[[ PROVIDED ENTRIES, beginning ]]
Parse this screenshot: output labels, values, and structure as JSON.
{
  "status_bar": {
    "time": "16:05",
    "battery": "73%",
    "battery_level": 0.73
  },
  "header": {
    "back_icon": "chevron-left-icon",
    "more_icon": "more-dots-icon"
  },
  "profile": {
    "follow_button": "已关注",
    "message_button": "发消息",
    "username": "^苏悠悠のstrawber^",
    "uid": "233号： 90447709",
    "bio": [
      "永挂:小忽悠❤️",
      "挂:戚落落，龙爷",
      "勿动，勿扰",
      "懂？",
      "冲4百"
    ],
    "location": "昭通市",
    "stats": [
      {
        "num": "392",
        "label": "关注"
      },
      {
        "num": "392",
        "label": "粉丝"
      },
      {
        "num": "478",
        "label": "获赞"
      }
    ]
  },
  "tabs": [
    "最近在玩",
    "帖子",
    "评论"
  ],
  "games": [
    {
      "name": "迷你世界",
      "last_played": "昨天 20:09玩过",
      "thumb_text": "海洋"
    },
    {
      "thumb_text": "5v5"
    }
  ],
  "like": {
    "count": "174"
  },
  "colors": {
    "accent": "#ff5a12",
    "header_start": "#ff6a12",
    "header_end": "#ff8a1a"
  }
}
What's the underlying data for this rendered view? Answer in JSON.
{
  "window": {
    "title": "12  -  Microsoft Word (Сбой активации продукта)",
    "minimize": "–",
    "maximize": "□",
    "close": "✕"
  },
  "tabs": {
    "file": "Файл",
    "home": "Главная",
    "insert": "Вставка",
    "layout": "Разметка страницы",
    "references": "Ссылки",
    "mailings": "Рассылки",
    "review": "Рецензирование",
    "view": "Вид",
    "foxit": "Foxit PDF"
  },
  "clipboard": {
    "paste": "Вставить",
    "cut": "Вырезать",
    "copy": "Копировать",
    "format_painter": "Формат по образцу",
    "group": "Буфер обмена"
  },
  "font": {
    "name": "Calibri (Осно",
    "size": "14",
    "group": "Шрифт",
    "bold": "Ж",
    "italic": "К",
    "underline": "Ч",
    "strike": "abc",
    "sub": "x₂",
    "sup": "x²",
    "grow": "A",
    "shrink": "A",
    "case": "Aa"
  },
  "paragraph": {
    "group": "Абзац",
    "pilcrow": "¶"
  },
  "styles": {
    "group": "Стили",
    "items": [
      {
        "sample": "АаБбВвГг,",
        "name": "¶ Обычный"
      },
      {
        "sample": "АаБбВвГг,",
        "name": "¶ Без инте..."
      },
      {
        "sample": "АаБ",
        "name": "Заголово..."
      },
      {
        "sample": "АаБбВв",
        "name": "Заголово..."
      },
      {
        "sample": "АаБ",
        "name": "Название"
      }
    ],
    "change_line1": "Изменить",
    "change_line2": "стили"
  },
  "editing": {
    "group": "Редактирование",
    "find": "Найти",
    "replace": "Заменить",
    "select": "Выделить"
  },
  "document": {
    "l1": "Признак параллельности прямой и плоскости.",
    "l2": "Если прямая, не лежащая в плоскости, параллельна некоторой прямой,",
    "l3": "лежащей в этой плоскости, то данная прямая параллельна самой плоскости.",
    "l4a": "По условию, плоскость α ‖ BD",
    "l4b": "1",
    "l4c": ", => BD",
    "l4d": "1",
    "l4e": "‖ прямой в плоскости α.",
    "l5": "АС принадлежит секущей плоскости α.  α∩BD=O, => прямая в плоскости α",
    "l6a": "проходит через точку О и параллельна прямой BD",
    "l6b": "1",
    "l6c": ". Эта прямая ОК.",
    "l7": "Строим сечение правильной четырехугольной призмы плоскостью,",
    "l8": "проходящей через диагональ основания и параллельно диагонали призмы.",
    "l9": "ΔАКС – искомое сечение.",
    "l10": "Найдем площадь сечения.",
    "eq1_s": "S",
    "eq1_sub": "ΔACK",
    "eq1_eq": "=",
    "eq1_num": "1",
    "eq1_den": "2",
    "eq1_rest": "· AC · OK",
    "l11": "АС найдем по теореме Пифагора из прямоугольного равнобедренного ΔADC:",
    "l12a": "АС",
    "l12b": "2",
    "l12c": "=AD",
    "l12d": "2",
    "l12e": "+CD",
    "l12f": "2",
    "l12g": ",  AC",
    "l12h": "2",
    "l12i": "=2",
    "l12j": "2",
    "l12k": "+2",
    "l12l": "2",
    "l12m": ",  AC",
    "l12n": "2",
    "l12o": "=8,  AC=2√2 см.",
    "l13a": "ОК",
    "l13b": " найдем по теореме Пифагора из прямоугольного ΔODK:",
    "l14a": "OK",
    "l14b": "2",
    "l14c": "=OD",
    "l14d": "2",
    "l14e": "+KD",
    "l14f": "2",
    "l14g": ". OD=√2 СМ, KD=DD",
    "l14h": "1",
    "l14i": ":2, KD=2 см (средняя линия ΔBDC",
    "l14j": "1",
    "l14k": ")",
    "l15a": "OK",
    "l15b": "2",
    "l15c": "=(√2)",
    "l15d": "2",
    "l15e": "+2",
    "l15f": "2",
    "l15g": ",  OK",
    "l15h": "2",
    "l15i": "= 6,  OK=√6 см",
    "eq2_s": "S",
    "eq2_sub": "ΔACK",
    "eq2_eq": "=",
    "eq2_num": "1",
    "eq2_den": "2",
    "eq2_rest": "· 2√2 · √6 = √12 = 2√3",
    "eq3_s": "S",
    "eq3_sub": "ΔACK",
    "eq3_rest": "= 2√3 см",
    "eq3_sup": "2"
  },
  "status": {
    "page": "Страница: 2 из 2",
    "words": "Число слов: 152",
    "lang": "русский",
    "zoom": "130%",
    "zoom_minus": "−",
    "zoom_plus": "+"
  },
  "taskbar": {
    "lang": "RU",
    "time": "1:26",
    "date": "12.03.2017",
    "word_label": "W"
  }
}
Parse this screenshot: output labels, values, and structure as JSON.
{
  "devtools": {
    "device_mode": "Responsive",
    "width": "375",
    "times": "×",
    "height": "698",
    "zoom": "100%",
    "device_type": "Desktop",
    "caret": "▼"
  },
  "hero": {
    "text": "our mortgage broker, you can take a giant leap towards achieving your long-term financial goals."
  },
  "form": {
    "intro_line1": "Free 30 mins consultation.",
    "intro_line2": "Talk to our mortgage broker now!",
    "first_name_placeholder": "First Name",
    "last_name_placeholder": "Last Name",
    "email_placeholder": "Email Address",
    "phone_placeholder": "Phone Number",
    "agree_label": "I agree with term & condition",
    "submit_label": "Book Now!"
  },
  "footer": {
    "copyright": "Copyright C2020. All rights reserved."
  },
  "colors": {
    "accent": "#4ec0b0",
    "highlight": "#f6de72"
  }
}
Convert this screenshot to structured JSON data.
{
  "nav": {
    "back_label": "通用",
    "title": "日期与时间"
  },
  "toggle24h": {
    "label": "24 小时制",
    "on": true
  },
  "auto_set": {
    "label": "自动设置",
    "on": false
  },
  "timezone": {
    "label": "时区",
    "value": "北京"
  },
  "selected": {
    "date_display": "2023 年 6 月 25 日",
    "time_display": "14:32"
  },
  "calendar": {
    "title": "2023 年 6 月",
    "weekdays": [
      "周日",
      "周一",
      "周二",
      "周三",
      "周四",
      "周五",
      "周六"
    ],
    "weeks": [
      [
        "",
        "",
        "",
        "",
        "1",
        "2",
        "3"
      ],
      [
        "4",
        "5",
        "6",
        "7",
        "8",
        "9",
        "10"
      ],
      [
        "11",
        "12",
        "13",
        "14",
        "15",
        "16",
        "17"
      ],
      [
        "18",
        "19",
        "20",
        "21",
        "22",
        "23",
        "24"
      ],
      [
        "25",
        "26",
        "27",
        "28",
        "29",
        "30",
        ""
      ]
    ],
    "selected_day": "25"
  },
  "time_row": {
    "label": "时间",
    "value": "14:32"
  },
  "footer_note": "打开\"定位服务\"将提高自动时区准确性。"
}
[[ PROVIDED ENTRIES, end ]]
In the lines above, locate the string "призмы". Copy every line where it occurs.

* [TASK RESULT]
    "l7": "Строим сечение правильной четырехугольной призмы плоскостью,",
    "l8": "проходящей через диагональ основания и параллельно диагонали призмы.",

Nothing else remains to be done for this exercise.